Gavin Williamson’s face had the look of a boy outside the head’s study: HENRY DEEDES watches the Education Secretary’s statement on the schools fiasco
Rambling. Wildly incoherent. Those beardy weirdies from Extinction Rebellion were out in Parliament Square again yesterday, subjecting all of us to hours of indecipherable gibberish.
Despite being supposedly educated, they’re a decidedly inarticulate rabble. Their speakers were about as stirring as the cider-fuelled Morris dancers at my local summer fete.
Mind you, things were no more inspiring inside the Commons, where MPs were returning from their summer hols.
Following weeks of lip-chewing ineptitude, that prize bungler Gavin Williamson was treating us to a statement on schools.
Yes, he’s still in his job. Amazing isn’t it? Perhaps he knows something about Boris that we don’t.
Those beardy weirdies from Extinction Rebellion were out in Parliament Square again yesterday, subjecting all of us to hours of indecipherable gibberish.
If so, all I can say is that it must be dynamite. The Education Secretary arrived in the chamber at 4.42pm, collapsing into his seat in an awkwardly arranged pile of limbs.
His face bore the anxious look of a child outside the head master’s study, awaiting an inevitable rollicking.
Over on the SNP benches, Pete Wishart (Perth and N Perthshire) and Patrick Grady (Glasgow N) pointed and giggled excitedly.
Williamson kicked off by regurgitating the whole A-levels fiasco.
He was ‘deeply sorry’ for what students had gone through last month. Once again, he seemed happy to lay the blame at Ofqual’s door.
Though that didn’t prevent him offering a short, nakedly insincere tribute to the education quango’s departing chief Sally Collier.
Gavin Williamson arrived in the chamber at 4.42pm, collapsing into his seat in an awkwardly arranged pile of limbs
That clothes peg-over-the-nose drawl of Williamson’s really is quite a thing. It could zap energy from the Large Hadron Collider.
Barely 30 seconds into his statement, faces around the chamber were already beginning to droop. It was as if someone had just flicked on a two-bar heater at Madame Tussauds.
Opposition benches were predictably unimpressed. Labour’s shadow education secretary Kate Green, in snazzy zebra stripes, was furious she’d only received a copy of Williamson’s statement several minutes before.

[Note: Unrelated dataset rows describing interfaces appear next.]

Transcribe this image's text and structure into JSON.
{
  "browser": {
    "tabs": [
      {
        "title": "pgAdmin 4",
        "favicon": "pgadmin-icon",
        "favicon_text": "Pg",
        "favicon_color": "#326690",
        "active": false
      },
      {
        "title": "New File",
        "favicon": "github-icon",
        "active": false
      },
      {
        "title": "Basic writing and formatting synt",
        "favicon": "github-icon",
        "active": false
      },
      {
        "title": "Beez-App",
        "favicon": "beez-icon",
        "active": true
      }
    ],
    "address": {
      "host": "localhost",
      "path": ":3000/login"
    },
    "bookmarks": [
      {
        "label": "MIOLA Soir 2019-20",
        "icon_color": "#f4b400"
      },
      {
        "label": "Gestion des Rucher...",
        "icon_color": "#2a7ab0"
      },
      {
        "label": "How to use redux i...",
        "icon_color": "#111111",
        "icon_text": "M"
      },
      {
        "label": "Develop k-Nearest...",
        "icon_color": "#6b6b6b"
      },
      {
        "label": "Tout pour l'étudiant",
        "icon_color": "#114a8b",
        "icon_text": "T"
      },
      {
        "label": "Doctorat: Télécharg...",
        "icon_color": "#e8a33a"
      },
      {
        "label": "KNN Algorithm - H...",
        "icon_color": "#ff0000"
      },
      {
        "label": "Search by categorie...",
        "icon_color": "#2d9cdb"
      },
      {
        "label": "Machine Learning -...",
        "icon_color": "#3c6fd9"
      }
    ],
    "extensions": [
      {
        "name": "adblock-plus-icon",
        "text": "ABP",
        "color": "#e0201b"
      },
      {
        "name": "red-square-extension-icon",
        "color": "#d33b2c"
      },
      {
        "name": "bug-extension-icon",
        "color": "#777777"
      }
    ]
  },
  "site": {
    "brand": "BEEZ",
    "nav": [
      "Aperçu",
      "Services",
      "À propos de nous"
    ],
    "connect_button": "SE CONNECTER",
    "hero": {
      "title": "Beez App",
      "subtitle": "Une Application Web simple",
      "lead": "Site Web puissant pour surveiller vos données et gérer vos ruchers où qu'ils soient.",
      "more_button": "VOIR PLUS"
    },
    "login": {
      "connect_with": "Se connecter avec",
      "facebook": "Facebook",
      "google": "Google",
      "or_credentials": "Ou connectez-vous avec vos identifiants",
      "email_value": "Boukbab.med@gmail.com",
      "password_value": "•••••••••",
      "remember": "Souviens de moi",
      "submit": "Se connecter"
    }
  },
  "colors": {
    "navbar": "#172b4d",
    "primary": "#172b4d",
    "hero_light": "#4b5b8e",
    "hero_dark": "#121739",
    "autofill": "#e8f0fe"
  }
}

Not sure why. Others might have been grateful at being spared having to read it.
She accused Williamson of overseeing a summer of ‘chaos, incompetence and confusion’.

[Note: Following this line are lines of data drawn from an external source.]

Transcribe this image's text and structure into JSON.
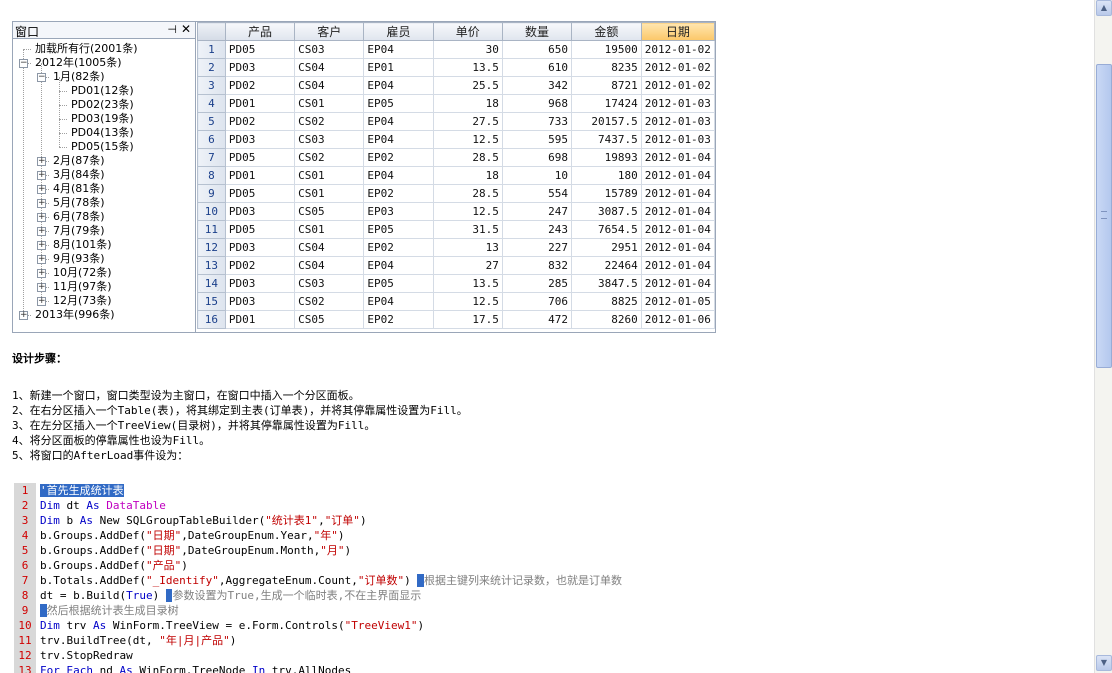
{
  "tree_panel": {
    "title": "窗口",
    "pin_icon": "pin-icon",
    "close_icon": "close-icon",
    "nodes": [
      {
        "label": "加载所有行(2001条)",
        "level": 0,
        "box": ""
      },
      {
        "label": "2012年(1005条)",
        "level": 0,
        "box": "−"
      },
      {
        "label": "1月(82条)",
        "level": 1,
        "box": "−"
      },
      {
        "label": "PD01(12条)",
        "level": 2,
        "box": ""
      },
      {
        "label": "PD02(23条)",
        "level": 2,
        "box": ""
      },
      {
        "label": "PD03(19条)",
        "level": 2,
        "box": ""
      },
      {
        "label": "PD04(13条)",
        "level": 2,
        "box": ""
      },
      {
        "label": "PD05(15条)",
        "level": 2,
        "box": ""
      },
      {
        "label": "2月(87条)",
        "level": 1,
        "box": "+"
      },
      {
        "label": "3月(84条)",
        "level": 1,
        "box": "+"
      },
      {
        "label": "4月(81条)",
        "level": 1,
        "box": "+"
      },
      {
        "label": "5月(78条)",
        "level": 1,
        "box": "+"
      },
      {
        "label": "6月(78条)",
        "level": 1,
        "box": "+"
      },
      {
        "label": "7月(79条)",
        "level": 1,
        "box": "+"
      },
      {
        "label": "8月(101条)",
        "level": 1,
        "box": "+"
      },
      {
        "label": "9月(93条)",
        "level": 1,
        "box": "+"
      },
      {
        "label": "10月(72条)",
        "level": 1,
        "box": "+"
      },
      {
        "label": "11月(97条)",
        "level": 1,
        "box": "+"
      },
      {
        "label": "12月(73条)",
        "level": 1,
        "box": "+"
      },
      {
        "label": "2013年(996条)",
        "level": 0,
        "box": "+"
      }
    ]
  },
  "grid": {
    "columns": [
      "产品",
      "客户",
      "雇员",
      "单价",
      "数量",
      "金额",
      "日期"
    ],
    "sorted_column": "日期",
    "rows": [
      [
        "1",
        "PD05",
        "CS03",
        "EP04",
        "30",
        "650",
        "19500",
        "2012-01-02"
      ],
      [
        "2",
        "PD03",
        "CS04",
        "EP01",
        "13.5",
        "610",
        "8235",
        "2012-01-02"
      ],
      [
        "3",
        "PD02",
        "CS04",
        "EP04",
        "25.5",
        "342",
        "8721",
        "2012-01-02"
      ],
      [
        "4",
        "PD01",
        "CS01",
        "EP05",
        "18",
        "968",
        "17424",
        "2012-01-03"
      ],
      [
        "5",
        "PD02",
        "CS02",
        "EP04",
        "27.5",
        "733",
        "20157.5",
        "2012-01-03"
      ],
      [
        "6",
        "PD03",
        "CS03",
        "EP04",
        "12.5",
        "595",
        "7437.5",
        "2012-01-03"
      ],
      [
        "7",
        "PD05",
        "CS02",
        "EP02",
        "28.5",
        "698",
        "19893",
        "2012-01-04"
      ],
      [
        "8",
        "PD01",
        "CS01",
        "EP04",
        "18",
        "10",
        "180",
        "2012-01-04"
      ],
      [
        "9",
        "PD05",
        "CS01",
        "EP02",
        "28.5",
        "554",
        "15789",
        "2012-01-04"
      ],
      [
        "10",
        "PD03",
        "CS05",
        "EP03",
        "12.5",
        "247",
        "3087.5",
        "2012-01-04"
      ],
      [
        "11",
        "PD05",
        "CS01",
        "EP05",
        "31.5",
        "243",
        "7654.5",
        "2012-01-04"
      ],
      [
        "12",
        "PD03",
        "CS04",
        "EP02",
        "13",
        "227",
        "2951",
        "2012-01-04"
      ],
      [
        "13",
        "PD02",
        "CS04",
        "EP04",
        "27",
        "832",
        "22464",
        "2012-01-04"
      ],
      [
        "14",
        "PD03",
        "CS03",
        "EP05",
        "13.5",
        "285",
        "3847.5",
        "2012-01-04"
      ],
      [
        "15",
        "PD03",
        "CS02",
        "EP04",
        "12.5",
        "706",
        "8825",
        "2012-01-05"
      ],
      [
        "16",
        "PD01",
        "CS05",
        "EP02",
        "17.5",
        "472",
        "8260",
        "2012-01-06"
      ]
    ]
  },
  "doc": {
    "heading": "设计步骤：",
    "steps": [
      "1、新建一个窗口，窗口类型设为主窗口，在窗口中插入一个分区面板。",
      "2、在右分区插入一个Table(表)，将其绑定到主表(订单表)，并将其停靠属性设置为Fill。",
      "3、在左分区插入一个TreeView(目录树)，并将其停靠属性设置为Fill。",
      "4、将分区面板的停靠属性也设为Fill。",
      "5、将窗口的AfterLoad事件设为："
    ]
  },
  "code_lines": [
    [
      [
        "hl",
        "'首先生成统计表"
      ]
    ],
    [
      [
        "k",
        "Dim"
      ],
      [
        "",
        " dt "
      ],
      [
        "k",
        "As"
      ],
      [
        "",
        " "
      ],
      [
        "t",
        "DataTable"
      ]
    ],
    [
      [
        "k",
        "Dim"
      ],
      [
        "",
        " b "
      ],
      [
        "k",
        "As"
      ],
      [
        "",
        " New SQLGroupTableBuilder("
      ],
      [
        "s",
        "\"统计表1\""
      ],
      [
        "",
        ","
      ],
      [
        "s",
        "\"订单\""
      ],
      [
        "",
        ")"
      ]
    ],
    [
      [
        "",
        "b.Groups.AddDef("
      ],
      [
        "s",
        "\"日期\""
      ],
      [
        "",
        ",DateGroupEnum.Year,"
      ],
      [
        "s",
        "\"年\""
      ],
      [
        "",
        ")"
      ]
    ],
    [
      [
        "",
        "b.Groups.AddDef("
      ],
      [
        "s",
        "\"日期\""
      ],
      [
        "",
        ",DateGroupEnum.Month,"
      ],
      [
        "s",
        "\"月\""
      ],
      [
        "",
        ")"
      ]
    ],
    [
      [
        "",
        "b.Groups.AddDef("
      ],
      [
        "s",
        "\"产品\""
      ],
      [
        "",
        ")"
      ]
    ],
    [
      [
        "",
        "b.Totals.AddDef("
      ],
      [
        "s",
        "\"_Identify\""
      ],
      [
        "",
        ",AggregateEnum.Count,"
      ],
      [
        "s",
        "\"订单数\""
      ],
      [
        "",
        ") "
      ],
      [
        "caret",
        "'"
      ],
      [
        "c",
        "根据主键列来统计记录数，也就是订单数"
      ]
    ],
    [
      [
        "",
        "dt = b.Build("
      ],
      [
        "k",
        "True"
      ],
      [
        "",
        ") "
      ],
      [
        "caret",
        "'"
      ],
      [
        "c",
        "参数设置为True,生成一个临时表,不在主界面显示"
      ]
    ],
    [
      [
        "caret",
        "'"
      ],
      [
        "c",
        "然后根据统计表生成目录树"
      ]
    ],
    [
      [
        "k",
        "Dim"
      ],
      [
        "",
        " trv "
      ],
      [
        "k",
        "As"
      ],
      [
        "",
        " WinForm.TreeView = e.Form.Controls("
      ],
      [
        "s",
        "\"TreeView1\""
      ],
      [
        "",
        ")"
      ]
    ],
    [
      [
        "",
        "trv.BuildTree(dt, "
      ],
      [
        "s",
        "\"年|月|产品\""
      ],
      [
        "",
        ")"
      ]
    ],
    [
      [
        "",
        "trv.StopRedraw"
      ]
    ],
    [
      [
        "k",
        "For Each"
      ],
      [
        "",
        " nd "
      ],
      [
        "k",
        "As"
      ],
      [
        "",
        " WinForm.TreeNode "
      ],
      [
        "k",
        "In"
      ],
      [
        "",
        " trv.AllNodes"
      ]
    ]
  ],
  "scrollbar": {
    "up_icon": "arrow-up-icon",
    "down_icon": "arrow-down-icon"
  }
}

The SNP’s Carol Monaghan was also snippy about getting her copy of the statement so late. ‘I almost had time to read it,’ she deadpanned.
Lucy Powell (Lab, Manchester C) accused Williamson of ‘worse than incompetence’, he ‘couldn’t just wash his hands of responsibility’ for these farcical past weeks.
Williamson stood there sopping it all up, as best he could, delivering his usual jargonistic, nonsensical answers.
Occasionally he would rest his entire body weight against the dispatch box to feign nonchalance.
You do wonder how many more of these sessions he can endure. Compare his demeanour to Matt Hancock, who had earlier updated the House on the Government’s Covid-19 strategy.
Unlike Williamson, the tribulations of high office have no bearing on the Health Secretary’s wellbeing.
Extinction Rebellion’s speakers in Parliament Square were about as stirring as the cider-fuelled Morris dancers at Henry Deedes’ local summer fete – and things were no more exciting in the Commons
Not even a poorly received interview over the weekend, in which he needlessly blathered on about a second lockdown, seems to have zapped his enthusiasm.
Yesterday he was zestier and zingier than a pitcher of Aperol spritz. What a clever boy Matt had been: numbers being admitted to hospital were down, patients requiring ventilators were down and the latest coronavirus deaths stood at just two.
The track and trace system is supposedly whizz-bang (I’m not sure it is).
His predecessor Jeremy Hunt, who now chairs the Health Select Committee, congratulated him on his ‘impressive progress’.
Jim Shannon (DUP, Strangford) announced he had ‘not been found wanting’ during the crisis.
Even Hancock’s opposite number, Jon Ashworth, gave him an easy ride.
The only sharp surprise he got came from his own side, when Sir Edward Leigh (Con, Gainsborough) demanded the Government ‘get back to being a proper Conservative government’ and stop with all the nannyish restrictions.
Sir Edward complained that ‘the man in Whitehall doesn’t know best. Especially as he changes his mind every two minutes’.
Hancock endured two hours at the despatch box since he also had to host a session of departmental questions.
He looked like he could have happily stayed in the chamber right until suppertime.
His colleague in the Department for Education, by contrast, could not have bolted out of there fast enough